Brainfart!

I want to state that I have not coded for three days.
When I run into this kind of brick wall, I walk away and wait for the solution to reveal itself.
And it did.

Every node in the reduction tree represents a problem to be solved, right?
Well, IF is no different in this respect.
Let's take a look what the Parse Subtree for IF looks like..
In the case of the IF statement, we have something like:


                                <Statement>
                                          |
if <Expression> <Statements> [] endif



For those who care, means 'optional components' and [] means 'optional and repeatable'.

So for any complexity of IF statement, we can boil it down to:

TERMINAL <Statements> []

Yes?

IE, in order to process an IF Directive, we skip the current Terminal, test the Case in the next token, if its false we try more cases, if its true we swallow the statements inside that case.

So we don't really need to look ahead for the 'special case' of an IF Directive.
We can process Everything from a common handler, if we wanted to.

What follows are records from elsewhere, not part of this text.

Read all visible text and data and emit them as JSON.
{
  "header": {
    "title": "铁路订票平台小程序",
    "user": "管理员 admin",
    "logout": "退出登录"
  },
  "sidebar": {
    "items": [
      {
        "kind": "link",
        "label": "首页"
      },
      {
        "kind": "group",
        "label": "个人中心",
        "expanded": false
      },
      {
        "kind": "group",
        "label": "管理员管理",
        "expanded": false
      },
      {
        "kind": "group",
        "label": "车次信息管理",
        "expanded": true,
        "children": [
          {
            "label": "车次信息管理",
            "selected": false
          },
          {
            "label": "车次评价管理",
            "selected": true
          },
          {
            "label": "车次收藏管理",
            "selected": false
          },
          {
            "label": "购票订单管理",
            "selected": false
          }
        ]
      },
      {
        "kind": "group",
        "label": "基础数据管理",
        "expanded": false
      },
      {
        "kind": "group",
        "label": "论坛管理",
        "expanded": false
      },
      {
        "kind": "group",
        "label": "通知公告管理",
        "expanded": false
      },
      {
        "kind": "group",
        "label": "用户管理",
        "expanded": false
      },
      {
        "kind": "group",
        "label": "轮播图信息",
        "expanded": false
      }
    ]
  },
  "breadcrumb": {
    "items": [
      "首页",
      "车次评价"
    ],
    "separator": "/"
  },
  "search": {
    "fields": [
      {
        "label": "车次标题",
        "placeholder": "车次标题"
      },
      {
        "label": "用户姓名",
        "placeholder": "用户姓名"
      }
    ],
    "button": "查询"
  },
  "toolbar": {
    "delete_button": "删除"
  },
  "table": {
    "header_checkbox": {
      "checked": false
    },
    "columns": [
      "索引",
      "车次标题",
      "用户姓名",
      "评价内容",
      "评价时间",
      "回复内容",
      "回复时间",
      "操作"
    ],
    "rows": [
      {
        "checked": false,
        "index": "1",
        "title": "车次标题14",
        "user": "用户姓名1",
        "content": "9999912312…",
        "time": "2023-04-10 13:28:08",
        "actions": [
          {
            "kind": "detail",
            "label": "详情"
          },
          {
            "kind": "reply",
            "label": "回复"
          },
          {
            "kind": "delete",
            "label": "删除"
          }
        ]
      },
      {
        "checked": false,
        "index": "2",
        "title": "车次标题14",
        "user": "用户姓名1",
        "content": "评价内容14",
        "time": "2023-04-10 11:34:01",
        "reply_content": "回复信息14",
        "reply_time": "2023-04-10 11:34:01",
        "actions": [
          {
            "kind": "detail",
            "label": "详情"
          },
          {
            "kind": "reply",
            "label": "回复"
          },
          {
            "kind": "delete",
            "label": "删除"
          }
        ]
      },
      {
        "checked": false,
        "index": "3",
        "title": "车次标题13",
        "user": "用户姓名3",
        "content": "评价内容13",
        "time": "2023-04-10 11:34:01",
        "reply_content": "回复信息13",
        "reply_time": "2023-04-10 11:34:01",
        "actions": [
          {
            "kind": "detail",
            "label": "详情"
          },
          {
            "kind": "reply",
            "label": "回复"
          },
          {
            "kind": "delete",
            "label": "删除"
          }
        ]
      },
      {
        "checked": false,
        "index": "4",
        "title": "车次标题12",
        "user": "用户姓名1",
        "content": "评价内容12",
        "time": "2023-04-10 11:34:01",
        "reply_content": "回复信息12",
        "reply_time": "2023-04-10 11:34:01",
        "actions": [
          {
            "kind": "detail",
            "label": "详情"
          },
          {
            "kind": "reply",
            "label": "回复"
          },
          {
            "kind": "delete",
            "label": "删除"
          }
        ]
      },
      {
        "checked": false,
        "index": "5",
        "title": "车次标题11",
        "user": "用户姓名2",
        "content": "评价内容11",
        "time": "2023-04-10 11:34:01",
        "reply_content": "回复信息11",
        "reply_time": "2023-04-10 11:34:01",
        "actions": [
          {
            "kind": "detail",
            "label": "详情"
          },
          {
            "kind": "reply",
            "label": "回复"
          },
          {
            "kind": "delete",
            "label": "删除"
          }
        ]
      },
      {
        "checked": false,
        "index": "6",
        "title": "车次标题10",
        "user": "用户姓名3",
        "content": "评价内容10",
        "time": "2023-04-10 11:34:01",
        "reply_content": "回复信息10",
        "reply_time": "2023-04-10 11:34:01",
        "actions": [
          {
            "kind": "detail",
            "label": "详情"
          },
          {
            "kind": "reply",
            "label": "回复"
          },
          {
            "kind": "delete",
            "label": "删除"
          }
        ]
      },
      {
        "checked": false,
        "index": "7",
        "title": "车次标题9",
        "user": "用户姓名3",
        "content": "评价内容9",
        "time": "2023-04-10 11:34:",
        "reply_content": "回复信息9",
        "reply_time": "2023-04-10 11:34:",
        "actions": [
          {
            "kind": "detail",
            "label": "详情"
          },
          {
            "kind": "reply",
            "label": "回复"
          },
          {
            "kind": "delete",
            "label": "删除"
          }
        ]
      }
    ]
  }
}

Posted on 2010-04-23 01:01:55 by Homer
This is cool! should have an interpreter demo up shortly :)
First goal will be to handle complex math expressions.
Actually easier than it sounds !!
You'll see it here first :D
Posted on 2010-04-23 01:29:40 by Homer